What’s good about Interesting Times, given that I don’t like its protagonist, Rincewind the hapless wizard?
Cohen the Barbarian is back, ancient and sprightly and deadly as ever. Several other aged barbarian heroes join him for one last great caper. With this Silver Horde (of seven) is the Teacher, who has given up on the barbarities of school and thrown in his lot with real barbarianing, although he does try to show the Horde a thing or two about civilization, or about the virtues of not attacking armies of a hundred thousand when your marauding host is all of seven people. There’s a lovely pun about samizdat on page 183. The Emperor’s name is also a good riff on British tabloids. There are some good bits of Pratchett farce along the way; the book was fun to read and kept me going on a couple of days when I was not feeling well at all. But it’s a bit thin otherwise, especially compared to immediately previous Discworld books (and, I suspect, compared to the next one, Maskerade, which I have already started), and that’s without going into the problematic aspects of the faux-China/Japan where the novel is set. I think if I weren’t being a Discworld completist (at least for the novels, I have no idea if I will read the ancillary books), I would have skipped this one.
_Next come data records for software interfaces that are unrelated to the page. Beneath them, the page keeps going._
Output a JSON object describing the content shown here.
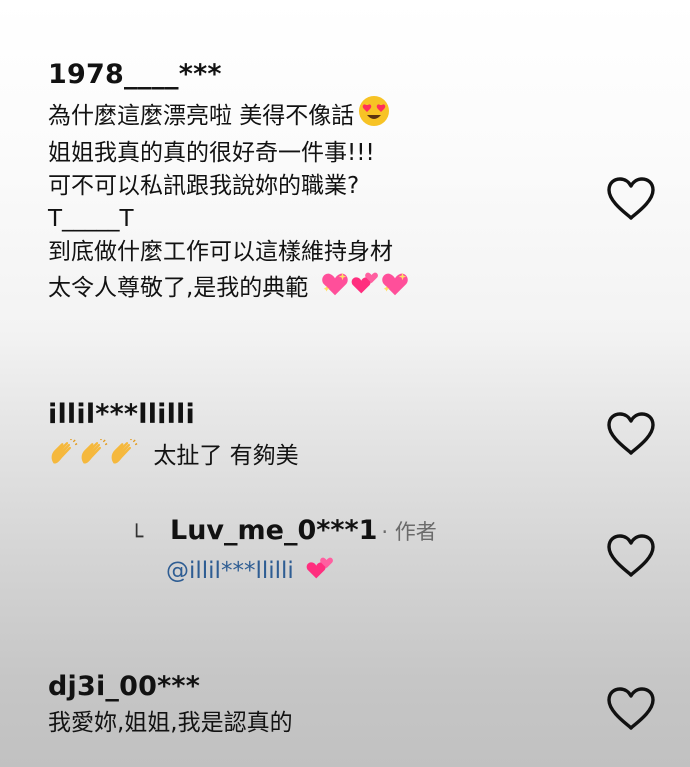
{
  "comments": [
    {
      "username": "1978____***",
      "lines": [
        "為什麼這麼漂亮啦 美得不像話",
        "姐姐我真的真的很好奇一件事!!!",
        "可不可以私訊跟我說妳的職業?",
        "T_____T",
        "到底做什麼工作可以這樣維持身材",
        "太令人尊敬了,是我的典範"
      ],
      "icons": [
        "heart-eyes-emoji",
        "sparkling-heart-emoji",
        "two-hearts-emoji",
        "sparkling-heart-emoji"
      ]
    },
    {
      "username": "illil***llilli",
      "text": "太扯了 有夠美",
      "icons": [
        "clapping-hands-emoji",
        "clapping-hands-emoji",
        "clapping-hands-emoji"
      ]
    },
    {
      "reply_username": "Luv_me_0***1",
      "reply_tag": "· 作者",
      "mention": "@illil***llilli",
      "icons": [
        "two-hearts-emoji"
      ]
    },
    {
      "username": "dj3i_00***",
      "text": "我愛妳,姐姐,我是認真的"
    }
  ],
  "like_icon": "heart-outline-icon",
  "accent_colors": {
    "mention": "#2e5d93",
    "heart_emoji": "#ff2e7e"
  }
}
And what is it about Rincewind anyway? At the end of The Light Fantastic, I thought that Pratchett had freed him up for development by getting the Great Spell out of him and by separating him from Twoflower, the amiable tourist for whom everything goes right at considerable cost to everyone else nearby. It turns out that development was not what Pratchett had in mind. In three more books (Sourcery, Eric, and now Interesting Times) Rincewind is a nominal wizard unable to do magic. He runs away from everything. Events move around him, and it looks to other characters like he is having great effects, while he tells himself that he was just trying to get away from things. This kind of plotting, especially the fifth book featuring it, suspends my suspension of disbelief; the authorial hand is just too obvious. I’m rather at a loss to think of why Pratchett has him in another starring role.